▶ [WHAT IS REQUIRED]:
Pictures should be left out while the data beneath this task is written out word for word.

[Data entries]
- - - - -

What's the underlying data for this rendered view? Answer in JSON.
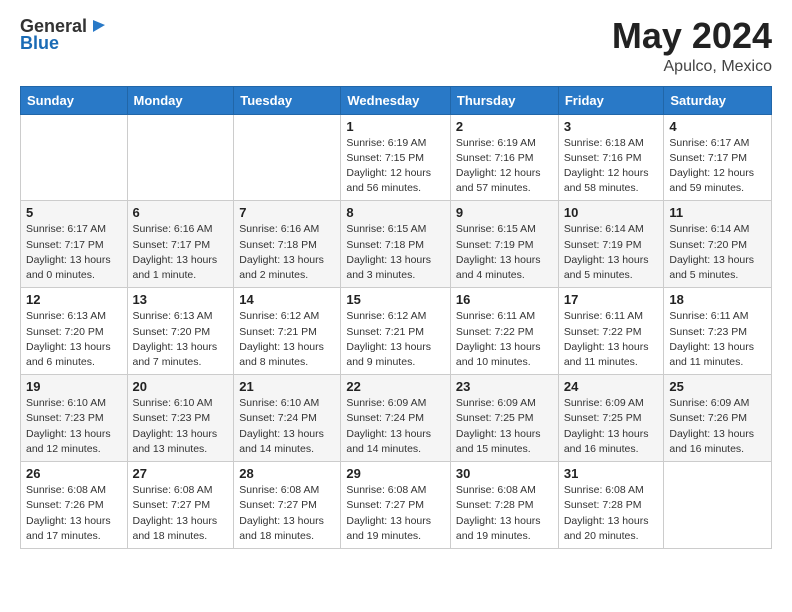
{
  "header": {
    "logo_general": "General",
    "logo_blue": "Blue",
    "title": "May 2024",
    "location": "Apulco, Mexico"
  },
  "days_of_week": [
    "Sunday",
    "Monday",
    "Tuesday",
    "Wednesday",
    "Thursday",
    "Friday",
    "Saturday"
  ],
  "weeks": [
    [
      {
        "day": "",
        "sunrise": "",
        "sunset": "",
        "daylight": ""
      },
      {
        "day": "",
        "sunrise": "",
        "sunset": "",
        "daylight": ""
      },
      {
        "day": "",
        "sunrise": "",
        "sunset": "",
        "daylight": ""
      },
      {
        "day": "1",
        "sunrise": "Sunrise: 6:19 AM",
        "sunset": "Sunset: 7:15 PM",
        "daylight": "Daylight: 12 hours and 56 minutes."
      },
      {
        "day": "2",
        "sunrise": "Sunrise: 6:19 AM",
        "sunset": "Sunset: 7:16 PM",
        "daylight": "Daylight: 12 hours and 57 minutes."
      },
      {
        "day": "3",
        "sunrise": "Sunrise: 6:18 AM",
        "sunset": "Sunset: 7:16 PM",
        "daylight": "Daylight: 12 hours and 58 minutes."
      },
      {
        "day": "4",
        "sunrise": "Sunrise: 6:17 AM",
        "sunset": "Sunset: 7:17 PM",
        "daylight": "Daylight: 12 hours and 59 minutes."
      }
    ],
    [
      {
        "day": "5",
        "sunrise": "Sunrise: 6:17 AM",
        "sunset": "Sunset: 7:17 PM",
        "daylight": "Daylight: 13 hours and 0 minutes."
      },
      {
        "day": "6",
        "sunrise": "Sunrise: 6:16 AM",
        "sunset": "Sunset: 7:17 PM",
        "daylight": "Daylight: 13 hours and 1 minute."
      },
      {
        "day": "7",
        "sunrise": "Sunrise: 6:16 AM",
        "sunset": "Sunset: 7:18 PM",
        "daylight": "Daylight: 13 hours and 2 minutes."
      },
      {
        "day": "8",
        "sunrise": "Sunrise: 6:15 AM",
        "sunset": "Sunset: 7:18 PM",
        "daylight": "Daylight: 13 hours and 3 minutes."
      },
      {
        "day": "9",
        "sunrise": "Sunrise: 6:15 AM",
        "sunset": "Sunset: 7:19 PM",
        "daylight": "Daylight: 13 hours and 4 minutes."
      },
      {
        "day": "10",
        "sunrise": "Sunrise: 6:14 AM",
        "sunset": "Sunset: 7:19 PM",
        "daylight": "Daylight: 13 hours and 5 minutes."
      },
      {
        "day": "11",
        "sunrise": "Sunrise: 6:14 AM",
        "sunset": "Sunset: 7:20 PM",
        "daylight": "Daylight: 13 hours and 5 minutes."
      }
    ],
    [
      {
        "day": "12",
        "sunrise": "Sunrise: 6:13 AM",
        "sunset": "Sunset: 7:20 PM",
        "daylight": "Daylight: 13 hours and 6 minutes."
      },
      {
        "day": "13",
        "sunrise": "Sunrise: 6:13 AM",
        "sunset": "Sunset: 7:20 PM",
        "daylight": "Daylight: 13 hours and 7 minutes."
      },
      {
        "day": "14",
        "sunrise": "Sunrise: 6:12 AM",
        "sunset": "Sunset: 7:21 PM",
        "daylight": "Daylight: 13 hours and 8 minutes."
      },
      {
        "day": "15",
        "sunrise": "Sunrise: 6:12 AM",
        "sunset": "Sunset: 7:21 PM",
        "daylight": "Daylight: 13 hours and 9 minutes."
      },
      {
        "day": "16",
        "sunrise": "Sunrise: 6:11 AM",
        "sunset": "Sunset: 7:22 PM",
        "daylight": "Daylight: 13 hours and 10 minutes."
      },
      {
        "day": "17",
        "sunrise": "Sunrise: 6:11 AM",
        "sunset": "Sunset: 7:22 PM",
        "daylight": "Daylight: 13 hours and 11 minutes."
      },
      {
        "day": "18",
        "sunrise": "Sunrise: 6:11 AM",
        "sunset": "Sunset: 7:23 PM",
        "daylight": "Daylight: 13 hours and 11 minutes."
      }
    ],
    [
      {
        "day": "19",
        "sunrise": "Sunrise: 6:10 AM",
        "sunset": "Sunset: 7:23 PM",
        "daylight": "Daylight: 13 hours and 12 minutes."
      },
      {
        "day": "20",
        "sunrise": "Sunrise: 6:10 AM",
        "sunset": "Sunset: 7:23 PM",
        "daylight": "Daylight: 13 hours and 13 minutes."
      },
      {
        "day": "21",
        "sunrise": "Sunrise: 6:10 AM",
        "sunset": "Sunset: 7:24 PM",
        "daylight": "Daylight: 13 hours and 14 minutes."
      },
      {
        "day": "22",
        "sunrise": "Sunrise: 6:09 AM",
        "sunset": "Sunset: 7:24 PM",
        "daylight": "Daylight: 13 hours and 14 minutes."
      },
      {
        "day": "23",
        "sunrise": "Sunrise: 6:09 AM",
        "sunset": "Sunset: 7:25 PM",
        "daylight": "Daylight: 13 hours and 15 minutes."
      },
      {
        "day": "24",
        "sunrise": "Sunrise: 6:09 AM",
        "sunset": "Sunset: 7:25 PM",
        "daylight": "Daylight: 13 hours and 16 minutes."
      },
      {
        "day": "25",
        "sunrise": "Sunrise: 6:09 AM",
        "sunset": "Sunset: 7:26 PM",
        "daylight": "Daylight: 13 hours and 16 minutes."
      }
    ],
    [
      {
        "day": "26",
        "sunrise": "Sunrise: 6:08 AM",
        "sunset": "Sunset: 7:26 PM",
        "daylight": "Daylight: 13 hours and 17 minutes."
      },
      {
        "day": "27",
        "sunrise": "Sunrise: 6:08 AM",
        "sunset": "Sunset: 7:27 PM",
        "daylight": "Daylight: 13 hours and 18 minutes."
      },
      {
        "day": "28",
        "sunrise": "Sunrise: 6:08 AM",
        "sunset": "Sunset: 7:27 PM",
        "daylight": "Daylight: 13 hours and 18 minutes."
      },
      {
        "day": "29",
        "sunrise": "Sunrise: 6:08 AM",
        "sunset": "Sunset: 7:27 PM",
        "daylight": "Daylight: 13 hours and 19 minutes."
      },
      {
        "day": "30",
        "sunrise": "Sunrise: 6:08 AM",
        "sunset": "Sunset: 7:28 PM",
        "daylight": "Daylight: 13 hours and 19 minutes."
      },
      {
        "day": "31",
        "sunrise": "Sunrise: 6:08 AM",
        "sunset": "Sunset: 7:28 PM",
        "daylight": "Daylight: 13 hours and 20 minutes."
      },
      {
        "day": "",
        "sunrise": "",
        "sunset": "",
        "daylight": ""
      }
    ]
  ]
}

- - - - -

▶ [EXERCISE OUTPUT]:
What's the underlying data for this rendered view? Answer in JSON.
{
  "header": {
    "logo_general": "General",
    "logo_blue": "Blue",
    "title": "May 2024",
    "location": "Apulco, Mexico"
  },
  "days_of_week": [
    "Sunday",
    "Monday",
    "Tuesday",
    "Wednesday",
    "Thursday",
    "Friday",
    "Saturday"
  ],
  "weeks": [
    [
      {
        "day": "",
        "sunrise": "",
        "sunset": "",
        "daylight": ""
      },
      {
        "day": "",
        "sunrise": "",
        "sunset": "",
        "daylight": ""
      },
      {
        "day": "",
        "sunrise": "",
        "sunset": "",
        "daylight": ""
      },
      {
        "day": "1",
        "sunrise": "Sunrise: 6:19 AM",
        "sunset": "Sunset: 7:15 PM",
        "daylight": "Daylight: 12 hours and 56 minutes."
      },
      {
        "day": "2",
        "sunrise": "Sunrise: 6:19 AM",
        "sunset": "Sunset: 7:16 PM",
        "daylight": "Daylight: 12 hours and 57 minutes."
      },
      {
        "day": "3",
        "sunrise": "Sunrise: 6:18 AM",
        "sunset": "Sunset: 7:16 PM",
        "daylight": "Daylight: 12 hours and 58 minutes."
      },
      {
        "day": "4",
        "sunrise": "Sunrise: 6:17 AM",
        "sunset": "Sunset: 7:17 PM",
        "daylight": "Daylight: 12 hours and 59 minutes."
      }
    ],
    [
      {
        "day": "5",
        "sunrise": "Sunrise: 6:17 AM",
        "sunset": "Sunset: 7:17 PM",
        "daylight": "Daylight: 13 hours and 0 minutes."
      },
      {
        "day": "6",
        "sunrise": "Sunrise: 6:16 AM",
        "sunset": "Sunset: 7:17 PM",
        "daylight": "Daylight: 13 hours and 1 minute."
      },
      {
        "day": "7",
        "sunrise": "Sunrise: 6:16 AM",
        "sunset": "Sunset: 7:18 PM",
        "daylight": "Daylight: 13 hours and 2 minutes."
      },
      {
        "day": "8",
        "sunrise": "Sunrise: 6:15 AM",
        "sunset": "Sunset: 7:18 PM",
        "daylight": "Daylight: 13 hours and 3 minutes."
      },
      {
        "day": "9",
        "sunrise": "Sunrise: 6:15 AM",
        "sunset": "Sunset: 7:19 PM",
        "daylight": "Daylight: 13 hours and 4 minutes."
      },
      {
        "day": "10",
        "sunrise": "Sunrise: 6:14 AM",
        "sunset": "Sunset: 7:19 PM",
        "daylight": "Daylight: 13 hours and 5 minutes."
      },
      {
        "day": "11",
        "sunrise": "Sunrise: 6:14 AM",
        "sunset": "Sunset: 7:20 PM",
        "daylight": "Daylight: 13 hours and 5 minutes."
      }
    ],
    [
      {
        "day": "12",
        "sunrise": "Sunrise: 6:13 AM",
        "sunset": "Sunset: 7:20 PM",
        "daylight": "Daylight: 13 hours and 6 minutes."
      },
      {
        "day": "13",
        "sunrise": "Sunrise: 6:13 AM",
        "sunset": "Sunset: 7:20 PM",
        "daylight": "Daylight: 13 hours and 7 minutes."
      },
      {
        "day": "14",
        "sunrise": "Sunrise: 6:12 AM",
        "sunset": "Sunset: 7:21 PM",
        "daylight": "Daylight: 13 hours and 8 minutes."
      },
      {
        "day": "15",
        "sunrise": "Sunrise: 6:12 AM",
        "sunset": "Sunset: 7:21 PM",
        "daylight": "Daylight: 13 hours and 9 minutes."
      },
      {
        "day": "16",
        "sunrise": "Sunrise: 6:11 AM",
        "sunset": "Sunset: 7:22 PM",
        "daylight": "Daylight: 13 hours and 10 minutes."
      },
      {
        "day": "17",
        "sunrise": "Sunrise: 6:11 AM",
        "sunset": "Sunset: 7:22 PM",
        "daylight": "Daylight: 13 hours and 11 minutes."
      },
      {
        "day": "18",
        "sunrise": "Sunrise: 6:11 AM",
        "sunset": "Sunset: 7:23 PM",
        "daylight": "Daylight: 13 hours and 11 minutes."
      }
    ],
    [
      {
        "day": "19",
        "sunrise": "Sunrise: 6:10 AM",
        "sunset": "Sunset: 7:23 PM",
        "daylight": "Daylight: 13 hours and 12 minutes."
      },
      {
        "day": "20",
        "sunrise": "Sunrise: 6:10 AM",
        "sunset": "Sunset: 7:23 PM",
        "daylight": "Daylight: 13 hours and 13 minutes."
      },
      {
        "day": "21",
        "sunrise": "Sunrise: 6:10 AM",
        "sunset": "Sunset: 7:24 PM",
        "daylight": "Daylight: 13 hours and 14 minutes."
      },
      {
        "day": "22",
        "sunrise": "Sunrise: 6:09 AM",
        "sunset": "Sunset: 7:24 PM",
        "daylight": "Daylight: 13 hours and 14 minutes."
      },
      {
        "day": "23",
        "sunrise": "Sunrise: 6:09 AM",
        "sunset": "Sunset: 7:25 PM",
        "daylight": "Daylight: 13 hours and 15 minutes."
      },
      {
        "day": "24",
        "sunrise": "Sunrise: 6:09 AM",
        "sunset": "Sunset: 7:25 PM",
        "daylight": "Daylight: 13 hours and 16 minutes."
      },
      {
        "day": "25",
        "sunrise": "Sunrise: 6:09 AM",
        "sunset": "Sunset: 7:26 PM",
        "daylight": "Daylight: 13 hours and 16 minutes."
      }
    ],
    [
      {
        "day": "26",
        "sunrise": "Sunrise: 6:08 AM",
        "sunset": "Sunset: 7:26 PM",
        "daylight": "Daylight: 13 hours and 17 minutes."
      },
      {
        "day": "27",
        "sunrise": "Sunrise: 6:08 AM",
        "sunset": "Sunset: 7:27 PM",
        "daylight": "Daylight: 13 hours and 18 minutes."
      },
      {
        "day": "28",
        "sunrise": "Sunrise: 6:08 AM",
        "sunset": "Sunset: 7:27 PM",
        "daylight": "Daylight: 13 hours and 18 minutes."
      },
      {
        "day": "29",
        "sunrise": "Sunrise: 6:08 AM",
        "sunset": "Sunset: 7:27 PM",
        "daylight": "Daylight: 13 hours and 19 minutes."
      },
      {
        "day": "30",
        "sunrise": "Sunrise: 6:08 AM",
        "sunset": "Sunset: 7:28 PM",
        "daylight": "Daylight: 13 hours and 19 minutes."
      },
      {
        "day": "31",
        "sunrise": "Sunrise: 6:08 AM",
        "sunset": "Sunset: 7:28 PM",
        "daylight": "Daylight: 13 hours and 20 minutes."
      },
      {
        "day": "",
        "sunrise": "",
        "sunset": "",
        "daylight": ""
      }
    ]
  ]
}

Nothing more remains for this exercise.